{photo: Mandie O'Connell - ferris wheel as seen from the train at Kulturepark}
Sounds like the planners had found the perfect demographic in the local artist community. Tell us more about what you saw.
MO: So. June 30th rolls around. I bike over to Treptower Park with my friend Kaleb, a video artist who also works with found spaces. Kaleb and I were both disappointed to discover that while Kulturpark was a disorganized, half-baked effort at art making, it was a full-fledged effort to party (complete with a DJ and daytime ravers sporting utility belts).  
Sounds like a festival. What about the working train ride? And the other structures-- anything cool there?
MO: Unfortunately, no… After we made the obligatory round on the old train (from which one could not exit into the park itself—the park was actually off-limits unless you were on a paid guided tour) we left. There were supposedly events being held across the river later in the evening (by events, I mean more parties) but my interests were in what was actually happening AT THE PARK!

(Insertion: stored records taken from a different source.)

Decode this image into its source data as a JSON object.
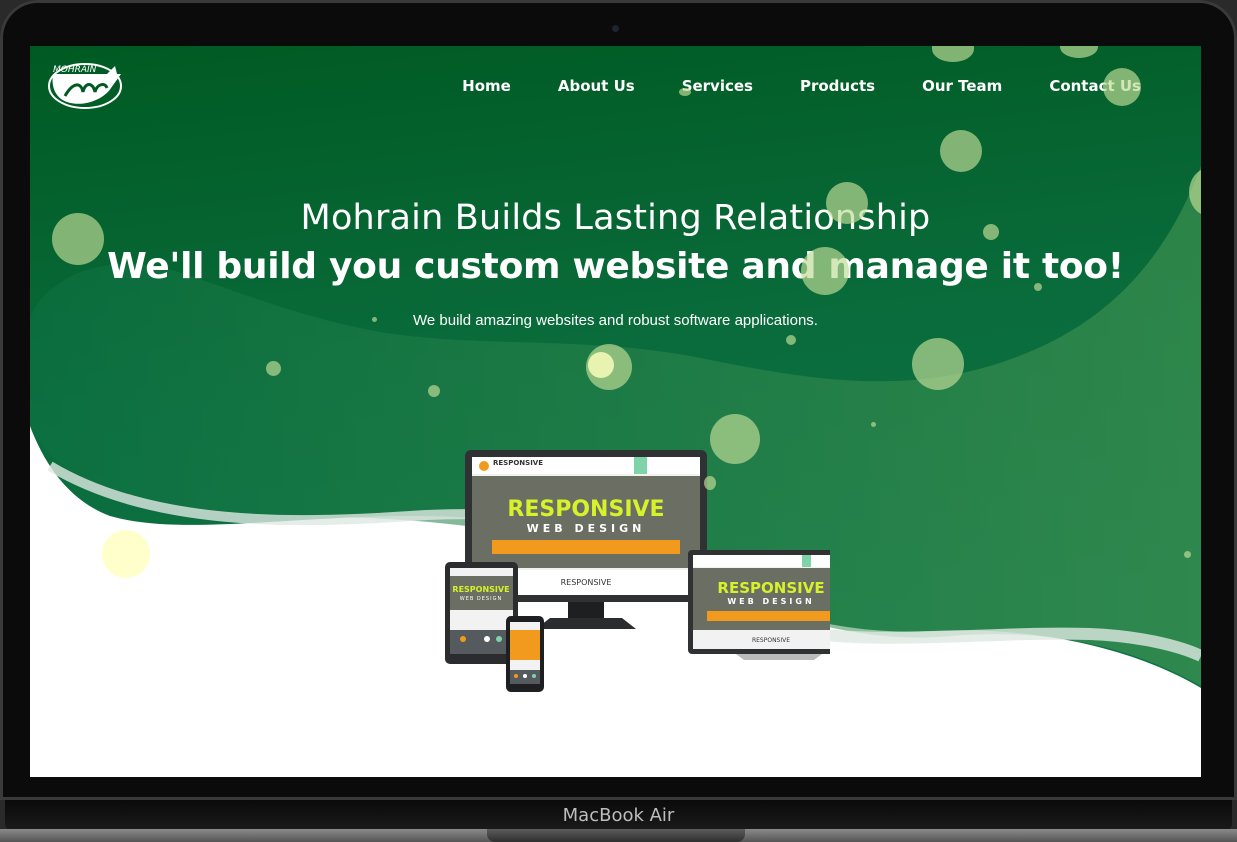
{
  "brand": {
    "logo_text": "MOHRAIN"
  },
  "nav": {
    "items": [
      {
        "label": "Home"
      },
      {
        "label": "About Us"
      },
      {
        "label": "Services"
      },
      {
        "label": "Products"
      },
      {
        "label": "Our Team"
      },
      {
        "label": "Contact Us"
      }
    ]
  },
  "hero": {
    "tagline": "Mohrain Builds Lasting Relationship",
    "headline": "We'll build you custom website and manage it too!",
    "subtext": "We build amazing websites and robust software applications."
  },
  "illustration": {
    "title_main": "RESPONSIVE",
    "title_sub": "WEB DESIGN",
    "footer_label": "RESPONSIVE"
  },
  "device": {
    "label": "MacBook Air"
  },
  "colors": {
    "green_dark": "#005a22",
    "green_mid": "#0b6e3a",
    "accent_yellow": "#d6f22a",
    "accent_orange": "#f29a1d"
  }
}
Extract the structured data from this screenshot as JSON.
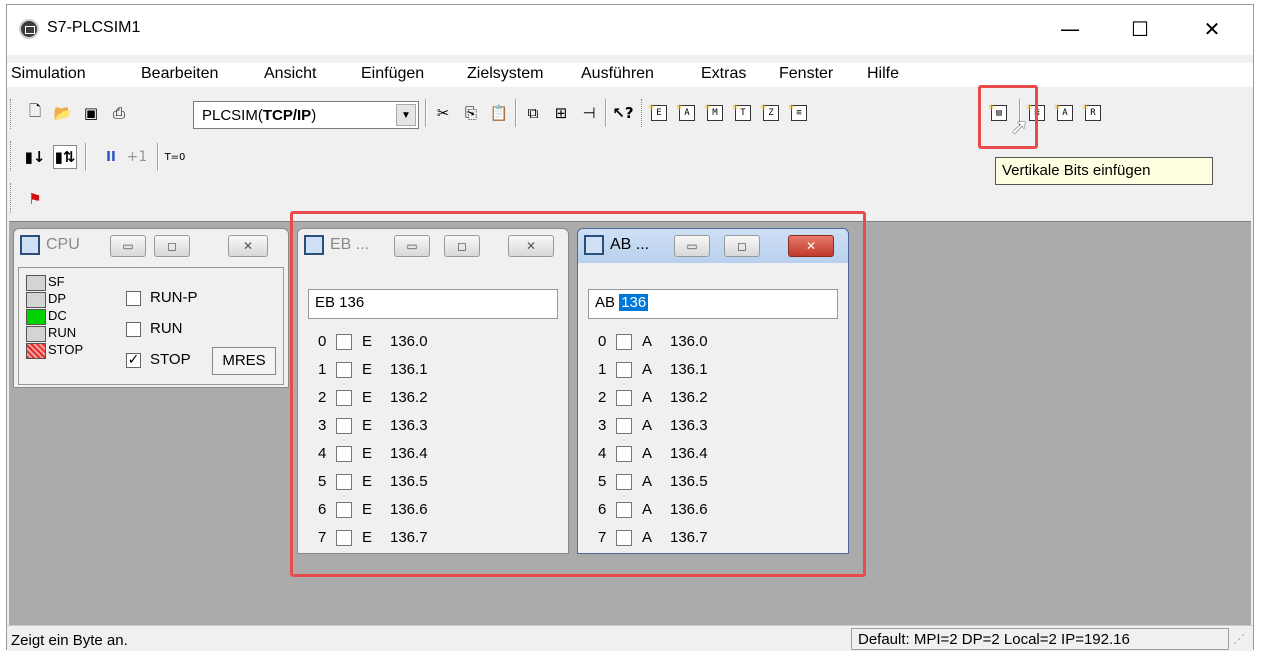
{
  "app": {
    "title": "S7-PLCSIM1",
    "window_controls": {
      "minimize": "—",
      "maximize": "☐",
      "close": "✕"
    }
  },
  "menu": [
    "Simulation",
    "Bearbeiten",
    "Ansicht",
    "Einfügen",
    "Zielsystem",
    "Ausführen",
    "Extras",
    "Fenster",
    "Hilfe"
  ],
  "toolbar": {
    "connection_prefix": "PLCSIM(",
    "connection_bold": "TCP/IP",
    "connection_suffix": ")",
    "icons": [
      "new-icon",
      "open-icon",
      "save-icon",
      "print-icon",
      "cut-icon",
      "copy-icon",
      "paste-icon",
      "cascade-icon",
      "tile-icon",
      "pin-icon",
      "help-icon",
      "insert-input-icon",
      "insert-output-icon",
      "insert-memory-icon",
      "insert-timer-icon",
      "insert-counter-icon",
      "insert-generic-icon",
      "insert-vertical-bits-icon",
      "insert-stack-icon",
      "insert-accu-icon",
      "insert-register-icon"
    ],
    "ins_letters": [
      "E",
      "A",
      "M",
      "T",
      "Z",
      "≡",
      "▤",
      "≣",
      "A",
      "R"
    ],
    "pause_label": "II",
    "step_label": "+1",
    "t0_label": "T=0",
    "tooltip": "Vertikale Bits einfügen"
  },
  "cpu_window": {
    "title": "CPU",
    "leds": [
      {
        "label": "SF",
        "color": "#d4d4d4"
      },
      {
        "label": "DP",
        "color": "#d4d4d4"
      },
      {
        "label": "DC",
        "color": "#00d200"
      },
      {
        "label": "RUN",
        "color": "#d4d4d4"
      },
      {
        "label": "STOP",
        "color": "#e03030"
      }
    ],
    "modes": [
      {
        "label": "RUN-P",
        "checked": false
      },
      {
        "label": "RUN",
        "checked": false
      },
      {
        "label": "STOP",
        "checked": true
      }
    ],
    "mres_label": "MRES"
  },
  "eb_window": {
    "title": "EB ...",
    "input_value": "EB  136",
    "bits": [
      {
        "idx": "0",
        "type": "E",
        "addr": "136.0"
      },
      {
        "idx": "1",
        "type": "E",
        "addr": "136.1"
      },
      {
        "idx": "2",
        "type": "E",
        "addr": "136.2"
      },
      {
        "idx": "3",
        "type": "E",
        "addr": "136.3"
      },
      {
        "idx": "4",
        "type": "E",
        "addr": "136.4"
      },
      {
        "idx": "5",
        "type": "E",
        "addr": "136.5"
      },
      {
        "idx": "6",
        "type": "E",
        "addr": "136.6"
      },
      {
        "idx": "7",
        "type": "E",
        "addr": "136.7"
      }
    ]
  },
  "ab_window": {
    "title": "AB ...",
    "input_prefix": "AB",
    "input_selected": "136",
    "bits": [
      {
        "idx": "0",
        "type": "A",
        "addr": "136.0"
      },
      {
        "idx": "1",
        "type": "A",
        "addr": "136.1"
      },
      {
        "idx": "2",
        "type": "A",
        "addr": "136.2"
      },
      {
        "idx": "3",
        "type": "A",
        "addr": "136.3"
      },
      {
        "idx": "4",
        "type": "A",
        "addr": "136.4"
      },
      {
        "idx": "5",
        "type": "A",
        "addr": "136.5"
      },
      {
        "idx": "6",
        "type": "A",
        "addr": "136.6"
      },
      {
        "idx": "7",
        "type": "A",
        "addr": "136.7"
      }
    ]
  },
  "status": {
    "left": "Zeigt ein Byte an.",
    "right": "Default:  MPI=2 DP=2 Local=2 IP=192.16"
  },
  "colors": {
    "highlight": "#e84b4b",
    "mdi_background": "#ababab",
    "tooltip_background": "#ffffe1",
    "selection": "#0078d7"
  }
}
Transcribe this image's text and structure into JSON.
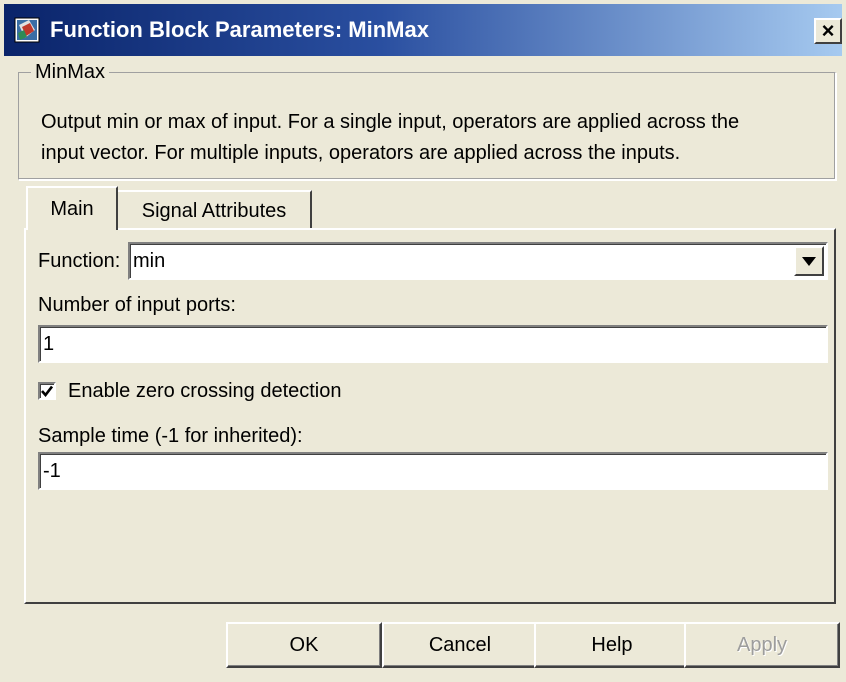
{
  "window": {
    "title": "Function Block Parameters: MinMax",
    "app_icon": "simulink-block-icon",
    "close_label": "×",
    "title_bar_color": "#0a246a"
  },
  "description": {
    "group_title": "MinMax",
    "text_line1": "Output min or max of input.  For a single input, operators are applied across the",
    "text_line2": "input vector.  For multiple inputs, operators are applied across the inputs."
  },
  "tabs": [
    {
      "label": "Main",
      "selected": true
    },
    {
      "label": "Signal Attributes",
      "selected": false
    }
  ],
  "main": {
    "function_label": "Function:",
    "function_value": "min",
    "ports_label": "Number of input ports:",
    "ports_value": "1",
    "zero_crossing_label": "Enable zero crossing detection",
    "zero_crossing_checked": true,
    "sample_time_label": "Sample time (-1 for inherited):",
    "sample_time_value": "-1"
  },
  "buttons": {
    "ok": "OK",
    "cancel": "Cancel",
    "help": "Help",
    "apply": "Apply",
    "apply_enabled": false
  }
}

It seemed like the rules and regulations regarding the park itself ended up limiting to a crippling degree what the artists were allowed to do in/with the park itself. The park’s revered status as an iconographic location trapped it in a museum-like bubble; a bubble through which Kulturpark’s curators, project managers, partner artists, and certainly the viewing public, were not allowed to break.  
{photo: Mandie O'Connell - paint on dinosaur art installation at Kulturepark}

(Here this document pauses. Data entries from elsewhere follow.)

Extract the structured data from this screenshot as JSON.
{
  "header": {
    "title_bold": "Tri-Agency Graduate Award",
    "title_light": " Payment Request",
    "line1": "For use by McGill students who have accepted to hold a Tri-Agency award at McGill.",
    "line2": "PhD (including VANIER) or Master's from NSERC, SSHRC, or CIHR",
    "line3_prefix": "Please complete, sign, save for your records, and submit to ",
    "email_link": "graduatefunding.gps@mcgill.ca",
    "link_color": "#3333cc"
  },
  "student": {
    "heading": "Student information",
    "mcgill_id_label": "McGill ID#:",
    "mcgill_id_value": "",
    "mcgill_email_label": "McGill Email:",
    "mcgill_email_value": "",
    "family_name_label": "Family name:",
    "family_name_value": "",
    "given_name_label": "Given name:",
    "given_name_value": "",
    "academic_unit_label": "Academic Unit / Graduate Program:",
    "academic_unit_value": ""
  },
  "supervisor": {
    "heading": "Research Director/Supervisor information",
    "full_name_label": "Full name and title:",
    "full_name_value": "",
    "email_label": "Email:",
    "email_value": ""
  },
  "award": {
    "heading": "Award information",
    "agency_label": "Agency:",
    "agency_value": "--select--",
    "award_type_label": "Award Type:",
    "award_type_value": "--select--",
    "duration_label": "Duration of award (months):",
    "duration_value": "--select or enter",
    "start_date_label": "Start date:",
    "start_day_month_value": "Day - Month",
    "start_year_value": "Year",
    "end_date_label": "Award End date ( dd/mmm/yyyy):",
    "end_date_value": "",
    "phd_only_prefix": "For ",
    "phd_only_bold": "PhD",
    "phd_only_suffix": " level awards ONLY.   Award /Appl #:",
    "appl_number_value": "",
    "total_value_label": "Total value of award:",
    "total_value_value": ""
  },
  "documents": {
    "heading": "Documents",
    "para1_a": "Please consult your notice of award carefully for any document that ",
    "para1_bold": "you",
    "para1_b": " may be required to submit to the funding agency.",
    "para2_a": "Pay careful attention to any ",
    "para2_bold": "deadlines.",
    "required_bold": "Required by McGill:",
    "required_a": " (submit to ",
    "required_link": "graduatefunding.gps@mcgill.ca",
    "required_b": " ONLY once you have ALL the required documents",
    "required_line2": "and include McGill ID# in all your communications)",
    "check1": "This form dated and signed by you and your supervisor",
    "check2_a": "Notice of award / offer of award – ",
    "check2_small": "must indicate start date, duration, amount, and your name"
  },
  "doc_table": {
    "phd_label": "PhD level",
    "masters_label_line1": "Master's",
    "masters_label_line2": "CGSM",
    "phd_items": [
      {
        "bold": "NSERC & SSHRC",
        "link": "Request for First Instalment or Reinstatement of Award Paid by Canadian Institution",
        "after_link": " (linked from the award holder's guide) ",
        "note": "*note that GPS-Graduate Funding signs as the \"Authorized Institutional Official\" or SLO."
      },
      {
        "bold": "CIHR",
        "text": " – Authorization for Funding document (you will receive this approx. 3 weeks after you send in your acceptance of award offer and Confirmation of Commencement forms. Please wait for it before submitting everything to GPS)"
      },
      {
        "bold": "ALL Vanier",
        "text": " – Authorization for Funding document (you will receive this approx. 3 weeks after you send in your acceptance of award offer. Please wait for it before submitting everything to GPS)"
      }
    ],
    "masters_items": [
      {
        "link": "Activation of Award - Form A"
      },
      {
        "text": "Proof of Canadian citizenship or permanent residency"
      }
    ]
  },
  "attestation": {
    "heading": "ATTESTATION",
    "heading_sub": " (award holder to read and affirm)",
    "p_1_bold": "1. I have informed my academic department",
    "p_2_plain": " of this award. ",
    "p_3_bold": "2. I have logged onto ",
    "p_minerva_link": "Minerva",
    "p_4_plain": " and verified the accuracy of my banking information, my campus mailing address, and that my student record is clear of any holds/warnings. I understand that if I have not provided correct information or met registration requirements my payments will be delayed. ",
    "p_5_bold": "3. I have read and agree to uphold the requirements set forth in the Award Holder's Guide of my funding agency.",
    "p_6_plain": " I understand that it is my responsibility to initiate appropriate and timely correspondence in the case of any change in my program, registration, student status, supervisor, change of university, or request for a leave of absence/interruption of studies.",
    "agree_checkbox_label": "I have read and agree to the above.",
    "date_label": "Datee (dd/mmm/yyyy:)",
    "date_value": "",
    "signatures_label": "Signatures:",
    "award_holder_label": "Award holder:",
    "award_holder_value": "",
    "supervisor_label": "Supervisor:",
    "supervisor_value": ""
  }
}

SK: That is so unfortunate. Especially when the Kickstarter campaign raised $26,366 to transform the park. 
MO: This project was an example of why sometimes it is better to leave a romantic urban legend alone rather than knock its cobwebs off in an effort to re-contextualize it. “Spreepark” is surrounded by a wobbly and easy-to-jump fence, and is quite beautiful in the wee small hours of the morning when accompanied by the adrenaline rush of hiding from the security agents!  
SK: Thanks for the insights and time. Sounds like you're on the inside track for culture in Berlin. Looking forward to hearing more from you in the future.
Editors Note 8.8.12: Berlin Art Link posted this review of the Spreepark event.